» **ABOUT THIS EXERCISE**: From the entries provided below, copy each line that contains the word "left".

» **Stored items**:
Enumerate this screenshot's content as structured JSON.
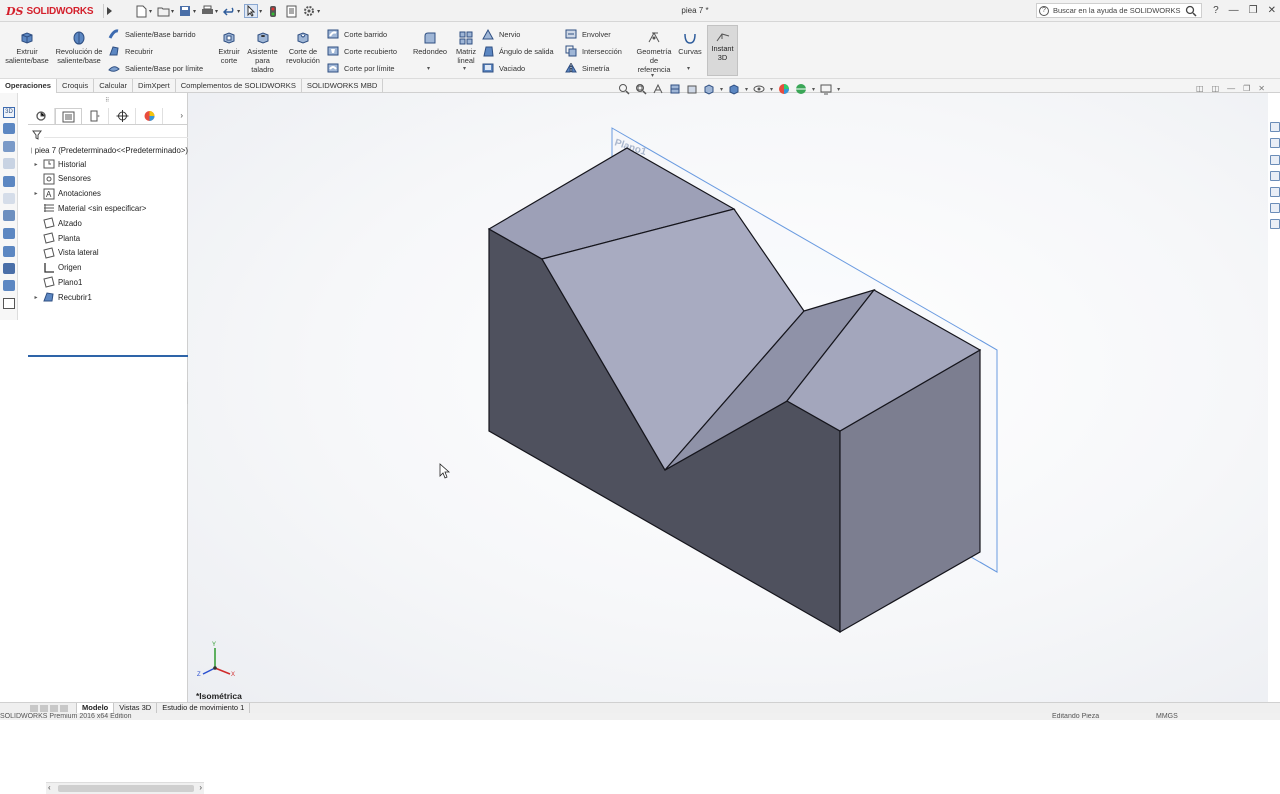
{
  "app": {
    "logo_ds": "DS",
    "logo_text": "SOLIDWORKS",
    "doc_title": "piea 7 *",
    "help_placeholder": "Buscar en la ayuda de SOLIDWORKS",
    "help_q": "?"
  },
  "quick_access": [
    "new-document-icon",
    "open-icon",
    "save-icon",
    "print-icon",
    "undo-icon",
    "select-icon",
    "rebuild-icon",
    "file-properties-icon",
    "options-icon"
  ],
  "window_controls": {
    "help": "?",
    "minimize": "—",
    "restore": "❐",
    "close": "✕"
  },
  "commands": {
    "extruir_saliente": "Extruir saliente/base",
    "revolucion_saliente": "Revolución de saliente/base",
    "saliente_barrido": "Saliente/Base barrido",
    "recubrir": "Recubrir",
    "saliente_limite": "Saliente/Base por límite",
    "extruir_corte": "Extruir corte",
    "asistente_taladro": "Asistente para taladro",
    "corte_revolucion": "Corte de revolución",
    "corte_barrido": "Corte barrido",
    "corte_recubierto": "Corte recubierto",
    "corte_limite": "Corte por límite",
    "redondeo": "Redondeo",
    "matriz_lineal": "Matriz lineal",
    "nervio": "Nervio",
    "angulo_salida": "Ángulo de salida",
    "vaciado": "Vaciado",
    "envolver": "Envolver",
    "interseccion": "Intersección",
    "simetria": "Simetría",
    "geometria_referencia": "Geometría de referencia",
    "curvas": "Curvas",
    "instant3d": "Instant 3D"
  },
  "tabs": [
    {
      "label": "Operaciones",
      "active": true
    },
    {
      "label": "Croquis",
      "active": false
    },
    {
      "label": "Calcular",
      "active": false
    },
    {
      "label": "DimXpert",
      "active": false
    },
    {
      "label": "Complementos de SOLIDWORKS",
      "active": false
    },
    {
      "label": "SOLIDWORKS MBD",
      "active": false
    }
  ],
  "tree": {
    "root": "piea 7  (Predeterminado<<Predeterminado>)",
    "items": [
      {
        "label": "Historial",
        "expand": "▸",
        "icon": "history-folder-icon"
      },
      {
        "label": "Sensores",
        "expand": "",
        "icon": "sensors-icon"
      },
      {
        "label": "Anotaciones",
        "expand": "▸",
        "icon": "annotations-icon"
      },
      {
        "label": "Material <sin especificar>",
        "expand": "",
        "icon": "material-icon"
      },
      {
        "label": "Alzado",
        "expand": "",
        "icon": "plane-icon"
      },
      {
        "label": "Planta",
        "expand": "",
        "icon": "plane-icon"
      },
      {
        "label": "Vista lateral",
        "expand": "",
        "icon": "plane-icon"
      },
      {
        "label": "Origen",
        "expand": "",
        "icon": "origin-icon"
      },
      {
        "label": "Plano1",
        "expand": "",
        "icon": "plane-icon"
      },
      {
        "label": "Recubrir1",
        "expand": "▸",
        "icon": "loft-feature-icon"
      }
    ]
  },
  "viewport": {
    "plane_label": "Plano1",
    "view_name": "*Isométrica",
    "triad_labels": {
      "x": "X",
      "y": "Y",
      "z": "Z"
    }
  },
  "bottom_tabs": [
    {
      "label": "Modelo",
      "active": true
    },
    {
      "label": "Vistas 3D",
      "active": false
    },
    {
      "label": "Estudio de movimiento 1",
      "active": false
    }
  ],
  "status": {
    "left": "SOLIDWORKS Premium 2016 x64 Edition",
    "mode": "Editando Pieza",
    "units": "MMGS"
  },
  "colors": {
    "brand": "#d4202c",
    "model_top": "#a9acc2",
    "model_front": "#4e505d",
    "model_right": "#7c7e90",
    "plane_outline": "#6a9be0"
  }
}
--
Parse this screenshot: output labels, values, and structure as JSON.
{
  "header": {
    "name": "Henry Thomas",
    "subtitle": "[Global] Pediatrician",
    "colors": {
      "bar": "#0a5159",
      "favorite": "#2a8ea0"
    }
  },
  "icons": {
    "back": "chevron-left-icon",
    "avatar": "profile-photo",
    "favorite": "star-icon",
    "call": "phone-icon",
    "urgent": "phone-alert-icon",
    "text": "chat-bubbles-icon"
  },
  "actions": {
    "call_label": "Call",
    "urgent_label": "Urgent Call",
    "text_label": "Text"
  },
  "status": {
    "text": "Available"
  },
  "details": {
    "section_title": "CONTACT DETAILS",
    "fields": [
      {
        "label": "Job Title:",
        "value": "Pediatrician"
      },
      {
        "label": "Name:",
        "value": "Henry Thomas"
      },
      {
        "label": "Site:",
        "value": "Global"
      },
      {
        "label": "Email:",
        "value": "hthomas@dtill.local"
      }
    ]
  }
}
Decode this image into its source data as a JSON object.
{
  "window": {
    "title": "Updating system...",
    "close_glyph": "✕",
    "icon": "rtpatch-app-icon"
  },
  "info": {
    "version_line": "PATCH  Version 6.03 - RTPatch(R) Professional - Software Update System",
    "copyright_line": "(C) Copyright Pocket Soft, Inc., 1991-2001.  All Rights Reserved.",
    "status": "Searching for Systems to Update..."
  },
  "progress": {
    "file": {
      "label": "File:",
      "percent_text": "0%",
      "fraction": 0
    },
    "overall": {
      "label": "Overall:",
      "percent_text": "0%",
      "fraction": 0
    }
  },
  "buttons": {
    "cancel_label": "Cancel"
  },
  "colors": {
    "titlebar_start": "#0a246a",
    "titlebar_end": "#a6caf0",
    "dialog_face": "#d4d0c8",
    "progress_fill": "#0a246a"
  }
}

» **ANSWER TO THIS TASK**:
    "left": "SOLIDWORKS Premium 2016 x64 Edition",
    "back": "chevron-left-icon",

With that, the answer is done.